The American Military


Odd little thought. It seems to me the US military's weapon systems can be divided into two basic types. There are the "heavy" sort, designed for the Cold War with an eye to World War II-like scenarios. Big navy, big bombers, main battle tanks, all that kind of thing. These then turned out to be pretty much tactically useless against insurgencies of the type they dealt with in Vietnam, Iraq, Afghanistan etc., although still useful for intimidating and ravaging sovereign nations.

So in response, they have developed lighter more flexible approaches such as the much-touted and much hated drones carrying bombs. In a triumph for the US military, these are only strategically useless against insurgencies.

Bookmark and Share                                


Western forces and their societies don't have the patience needed to fight insurgencies. When the other guys don't have tanks or artillery, strike fighters or attack helicopters, we tend to seriously underestimate them and pattern our effort to fit our predispositions.

Despite the wealth of information written from Julius Caesar on down through T.E. Lawrence, our commanders still fail to grasp the war we fight, the military war, is irrelevant and will not decide the issue. It is the insurgents' war, the political war, that is conclusive.

Our commanders, particularly Canadian generals, liked to mock the Talibs as cowards for not "coming out to fight like men." That's ridiculing them for refusing to stand up and be mowed down by superior numbers of highly trained troops with massive firepower superiority.

We can't be defeated at our war, the military war, which is why these things always drag on for years after the real issue is decided. Since they can't defeat us we think we're winning but that's not the case. We're actually marking time and time is something in limited supply in any modern, Western democracy. If you can't defeat the insurgency in a decade, the population loses interest and wants it wrapped up.
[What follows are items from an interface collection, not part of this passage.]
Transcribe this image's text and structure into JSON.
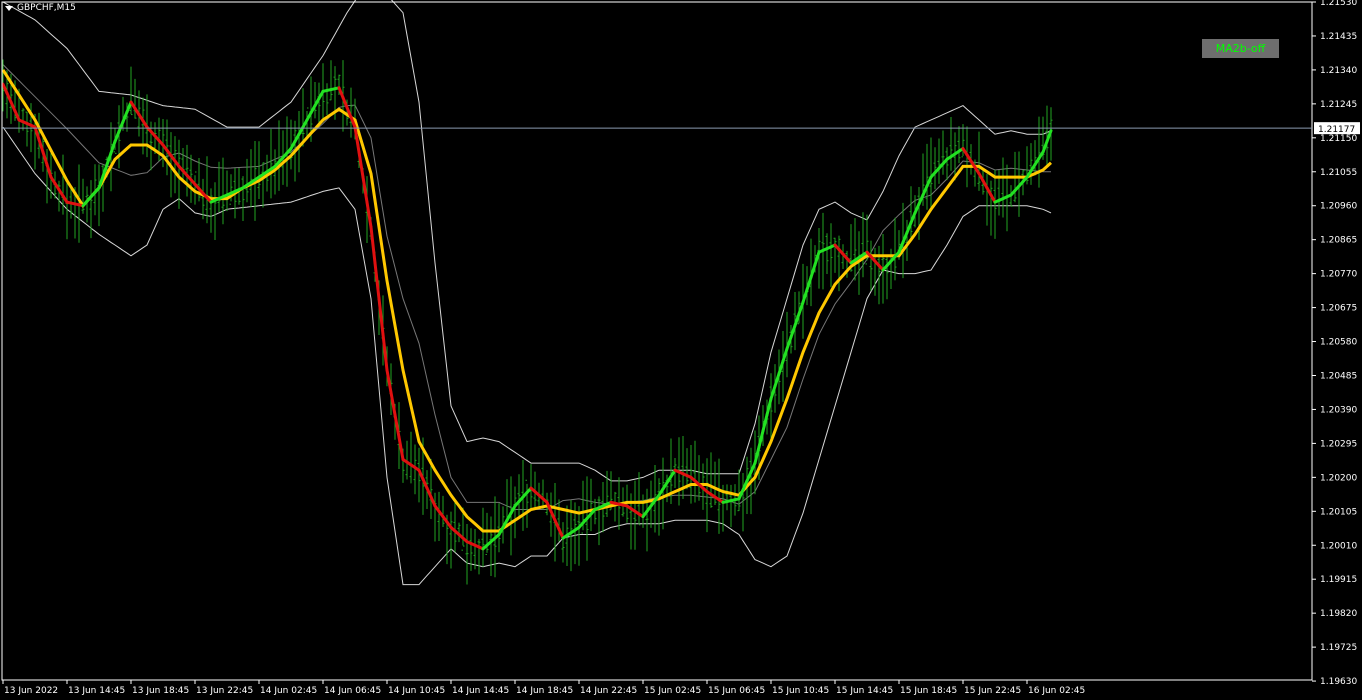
{
  "window": {
    "symbol_title": "GBPCHF,M15"
  },
  "button": {
    "label": "MA2b-off"
  },
  "colors": {
    "background": "#000000",
    "axis": "#ffffff",
    "candles": "#22a322",
    "ma_up": "#22e222",
    "ma_down": "#e01010",
    "ma_slow": "#ffc800",
    "bands": "#d8d8d8",
    "price_line": "#8a9ab0"
  },
  "chart_data": {
    "type": "line",
    "title": "GBPCHF,M15",
    "current_price": "1.21177",
    "ylim": [
      1.19633,
      1.2153
    ],
    "y_ticks": [
      "1.21530",
      "1.21435",
      "1.21340",
      "1.21245",
      "1.21150",
      "1.21055",
      "1.20960",
      "1.20865",
      "1.20770",
      "1.20675",
      "1.20580",
      "1.20485",
      "1.20390",
      "1.20295",
      "1.20200",
      "1.20105",
      "1.20010",
      "1.19915",
      "1.19820",
      "1.19725",
      "1.19630"
    ],
    "x_ticks": [
      "13 Jun 2022",
      "13 Jun 14:45",
      "13 Jun 18:45",
      "13 Jun 22:45",
      "14 Jun 02:45",
      "14 Jun 06:45",
      "14 Jun 10:45",
      "14 Jun 14:45",
      "14 Jun 18:45",
      "14 Jun 22:45",
      "15 Jun 02:45",
      "15 Jun 06:45",
      "15 Jun 10:45",
      "15 Jun 14:45",
      "15 Jun 18:45",
      "15 Jun 22:45",
      "16 Jun 02:45"
    ],
    "x_tick_step_bars": 16,
    "fast_ma": [
      [
        0,
        1.213
      ],
      [
        4,
        1.212
      ],
      [
        8,
        1.2118
      ],
      [
        12,
        1.2104
      ],
      [
        16,
        1.2097
      ],
      [
        20,
        1.2096
      ],
      [
        24,
        1.2101
      ],
      [
        28,
        1.2114
      ],
      [
        32,
        1.2125
      ],
      [
        36,
        1.2118
      ],
      [
        40,
        1.2113
      ],
      [
        44,
        1.2107
      ],
      [
        48,
        1.2102
      ],
      [
        52,
        1.2097
      ],
      [
        56,
        1.2099
      ],
      [
        60,
        1.2101
      ],
      [
        64,
        1.2104
      ],
      [
        68,
        1.2107
      ],
      [
        72,
        1.2112
      ],
      [
        76,
        1.212
      ],
      [
        80,
        1.2128
      ],
      [
        84,
        1.2129
      ],
      [
        88,
        1.2118
      ],
      [
        92,
        1.209
      ],
      [
        96,
        1.205
      ],
      [
        100,
        1.2025
      ],
      [
        104,
        1.2022
      ],
      [
        108,
        1.2012
      ],
      [
        112,
        1.2006
      ],
      [
        116,
        1.2002
      ],
      [
        120,
        1.2
      ],
      [
        124,
        1.2004
      ],
      [
        128,
        1.2012
      ],
      [
        132,
        1.2017
      ],
      [
        136,
        1.2013
      ],
      [
        140,
        1.2003
      ],
      [
        144,
        1.2006
      ],
      [
        148,
        1.2011
      ],
      [
        152,
        1.2013
      ],
      [
        156,
        1.2012
      ],
      [
        160,
        1.2009
      ],
      [
        164,
        1.2015
      ],
      [
        168,
        1.2022
      ],
      [
        172,
        1.202
      ],
      [
        176,
        1.2016
      ],
      [
        180,
        1.2013
      ],
      [
        184,
        1.2014
      ],
      [
        188,
        1.2024
      ],
      [
        192,
        1.2042
      ],
      [
        196,
        1.2056
      ],
      [
        200,
        1.2069
      ],
      [
        204,
        1.2083
      ],
      [
        208,
        1.2085
      ],
      [
        212,
        1.208
      ],
      [
        216,
        1.2083
      ],
      [
        220,
        1.2078
      ],
      [
        224,
        1.2083
      ],
      [
        228,
        1.2094
      ],
      [
        232,
        1.2104
      ],
      [
        236,
        1.2109
      ],
      [
        240,
        1.2112
      ],
      [
        244,
        1.2105
      ],
      [
        248,
        1.2097
      ],
      [
        252,
        1.2099
      ],
      [
        256,
        1.2104
      ],
      [
        260,
        1.2111
      ],
      [
        262,
        1.2117
      ]
    ],
    "slow_ma": [
      [
        0,
        1.2134
      ],
      [
        8,
        1.212
      ],
      [
        16,
        1.2103
      ],
      [
        20,
        1.2096
      ],
      [
        24,
        1.2101
      ],
      [
        28,
        1.2109
      ],
      [
        32,
        1.2113
      ],
      [
        36,
        1.2113
      ],
      [
        40,
        1.211
      ],
      [
        44,
        1.2104
      ],
      [
        48,
        1.21
      ],
      [
        52,
        1.2098
      ],
      [
        56,
        1.2098
      ],
      [
        60,
        1.2101
      ],
      [
        64,
        1.2103
      ],
      [
        68,
        1.2106
      ],
      [
        72,
        1.211
      ],
      [
        76,
        1.2115
      ],
      [
        80,
        1.212
      ],
      [
        84,
        1.2123
      ],
      [
        88,
        1.212
      ],
      [
        92,
        1.2105
      ],
      [
        96,
        1.2075
      ],
      [
        100,
        1.205
      ],
      [
        104,
        1.203
      ],
      [
        108,
        1.2022
      ],
      [
        112,
        1.2015
      ],
      [
        116,
        1.2009
      ],
      [
        120,
        1.2005
      ],
      [
        124,
        1.2005
      ],
      [
        128,
        1.2008
      ],
      [
        132,
        1.2011
      ],
      [
        136,
        1.2012
      ],
      [
        140,
        1.2011
      ],
      [
        144,
        1.201
      ],
      [
        148,
        1.2011
      ],
      [
        152,
        1.2012
      ],
      [
        156,
        1.2013
      ],
      [
        160,
        1.2013
      ],
      [
        164,
        1.2014
      ],
      [
        168,
        1.2016
      ],
      [
        172,
        1.2018
      ],
      [
        176,
        1.2018
      ],
      [
        180,
        1.2016
      ],
      [
        184,
        1.2015
      ],
      [
        188,
        1.202
      ],
      [
        192,
        1.203
      ],
      [
        196,
        1.2042
      ],
      [
        200,
        1.2055
      ],
      [
        204,
        1.2066
      ],
      [
        208,
        1.2074
      ],
      [
        212,
        1.2079
      ],
      [
        216,
        1.2082
      ],
      [
        220,
        1.2082
      ],
      [
        224,
        1.2082
      ],
      [
        228,
        1.2088
      ],
      [
        232,
        1.2095
      ],
      [
        236,
        1.2101
      ],
      [
        240,
        1.2107
      ],
      [
        244,
        1.2107
      ],
      [
        248,
        1.2104
      ],
      [
        252,
        1.2104
      ],
      [
        256,
        1.2104
      ],
      [
        260,
        1.2106
      ],
      [
        262,
        1.2108
      ]
    ],
    "upper_band": [
      [
        0,
        1.2153
      ],
      [
        8,
        1.2148
      ],
      [
        16,
        1.214
      ],
      [
        24,
        1.2128
      ],
      [
        32,
        1.2127
      ],
      [
        40,
        1.2124
      ],
      [
        48,
        1.2123
      ],
      [
        56,
        1.2118
      ],
      [
        64,
        1.2118
      ],
      [
        72,
        1.2125
      ],
      [
        80,
        1.2138
      ],
      [
        86,
        1.215
      ],
      [
        92,
        1.216
      ],
      [
        100,
        1.215
      ],
      [
        104,
        1.2125
      ],
      [
        108,
        1.208
      ],
      [
        112,
        1.204
      ],
      [
        116,
        1.203
      ],
      [
        120,
        1.2031
      ],
      [
        124,
        1.203
      ],
      [
        128,
        1.2027
      ],
      [
        132,
        1.2024
      ],
      [
        136,
        1.2024
      ],
      [
        140,
        1.2024
      ],
      [
        144,
        1.2024
      ],
      [
        148,
        1.2022
      ],
      [
        152,
        1.2019
      ],
      [
        156,
        1.2019
      ],
      [
        160,
        1.202
      ],
      [
        164,
        1.2022
      ],
      [
        168,
        1.2022
      ],
      [
        172,
        1.2022
      ],
      [
        176,
        1.2021
      ],
      [
        180,
        1.2021
      ],
      [
        184,
        1.2021
      ],
      [
        188,
        1.2035
      ],
      [
        192,
        1.2055
      ],
      [
        196,
        1.207
      ],
      [
        200,
        1.2085
      ],
      [
        204,
        1.2095
      ],
      [
        208,
        1.2097
      ],
      [
        212,
        1.2094
      ],
      [
        216,
        1.2092
      ],
      [
        220,
        1.21
      ],
      [
        224,
        1.211
      ],
      [
        228,
        1.2118
      ],
      [
        232,
        1.212
      ],
      [
        236,
        1.2122
      ],
      [
        240,
        1.2124
      ],
      [
        244,
        1.212
      ],
      [
        248,
        1.2116
      ],
      [
        252,
        1.2117
      ],
      [
        256,
        1.2116
      ],
      [
        260,
        1.2116
      ],
      [
        262,
        1.2117
      ]
    ],
    "lower_band": [
      [
        0,
        1.2118
      ],
      [
        8,
        1.2105
      ],
      [
        16,
        1.2095
      ],
      [
        24,
        1.2088
      ],
      [
        32,
        1.2082
      ],
      [
        36,
        1.2085
      ],
      [
        40,
        1.2095
      ],
      [
        44,
        1.2098
      ],
      [
        48,
        1.2094
      ],
      [
        52,
        1.2093
      ],
      [
        56,
        1.2095
      ],
      [
        64,
        1.2096
      ],
      [
        72,
        1.2097
      ],
      [
        80,
        1.21
      ],
      [
        84,
        1.2101
      ],
      [
        88,
        1.2095
      ],
      [
        92,
        1.207
      ],
      [
        96,
        1.202
      ],
      [
        100,
        1.199
      ],
      [
        104,
        1.199
      ],
      [
        108,
        1.1995
      ],
      [
        112,
        1.2
      ],
      [
        116,
        1.1996
      ],
      [
        120,
        1.1995
      ],
      [
        124,
        1.1996
      ],
      [
        128,
        1.1995
      ],
      [
        132,
        1.1998
      ],
      [
        136,
        1.1998
      ],
      [
        140,
        1.2003
      ],
      [
        144,
        1.2004
      ],
      [
        148,
        1.2004
      ],
      [
        152,
        1.2006
      ],
      [
        156,
        1.2007
      ],
      [
        160,
        1.2007
      ],
      [
        164,
        1.2007
      ],
      [
        168,
        1.2008
      ],
      [
        172,
        1.2008
      ],
      [
        176,
        1.2008
      ],
      [
        180,
        1.2007
      ],
      [
        184,
        1.2004
      ],
      [
        188,
        1.1997
      ],
      [
        192,
        1.1995
      ],
      [
        196,
        1.1998
      ],
      [
        200,
        1.201
      ],
      [
        204,
        1.2025
      ],
      [
        208,
        1.204
      ],
      [
        212,
        1.2055
      ],
      [
        216,
        1.207
      ],
      [
        220,
        1.2078
      ],
      [
        224,
        1.2077
      ],
      [
        228,
        1.2077
      ],
      [
        232,
        1.2078
      ],
      [
        236,
        1.2085
      ],
      [
        240,
        1.2093
      ],
      [
        244,
        1.2096
      ],
      [
        248,
        1.2096
      ],
      [
        252,
        1.2096
      ],
      [
        256,
        1.2096
      ],
      [
        260,
        1.2095
      ],
      [
        262,
        1.2094
      ]
    ]
  }
}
All the insurgents have to do to claim victory is be still standing in some viable form when our clock runs out and we pack up and leave. They understand that very well. General Giap wrote the manual for them.

The Americans didn't lose a single battle in Viet Nam but they lost the war. We didn't lose a single battle in Afghanistan but we too lost the war. The RAND Corporation ran an analysis and concluded our war in Afghanistan was decisively and irredeemably lost two years ago.

All the King's men and all the King's horses doesn't mean you can defeat a bunch of rag tag farmers equipped with Korean-war vintage light automatic weapons and rocket propelled grenades.

The worst part is that I don't think any of these realities are sinking in with Canada's top brass.

The RAND corporation was IMO rather on the optimistic side. I might argue that the US/NATO side lost in Afghanistan as soon as they committed to installing as president a corrupt expat with little local respect or power base, backed up by a group of widely hated brigand war criminals over whom he had little control. From that point it wasn't a question of whether the government would become hated and fail, just how long it would take. The similarity with Vietnam is striking.

I think there's a contrast there with Iraq, where the government which came into power during the occupation remains in power to this day--a triumph of sorts for the US which came about due to US weakness; even while they continued to occupy the country, they had become so politically weak there that a government came into power that was not truly US-chosen. It was viable precisely because it was not the government the Americans would have preferred.

Unfortunately I doubt it's possible to learn from those mistakes. That is, the wisdom to install governments with roots in local support that would be viable requires roughly the same insights necessary to figure out that it might be a bad idea to invade other countries in the first place. As long as they're going to invade, it'll be because they want the fruits of invasion, which requires installing puppet governments which will be pliable to US wishes rather than local ones.


Tip Jar

Total donations to date: $115.00

About this Entry

This page contains a single entry by Purple Library Guy published on October 29, 2012 3:31 PM.

Friday night oldies was the previous entry in this blog.

Programming notes is the next entry in this blog.

Find recent content on the main index or look in the archives to find all content.

Blogging Change

Progressive Bloggers

      Canadian Blogosphere  

      Blogging Canadians  

NO Deep integration!

Creative Commons License
This blog is licensed under a Creative Commons License.
Powered by Movable Type 4.37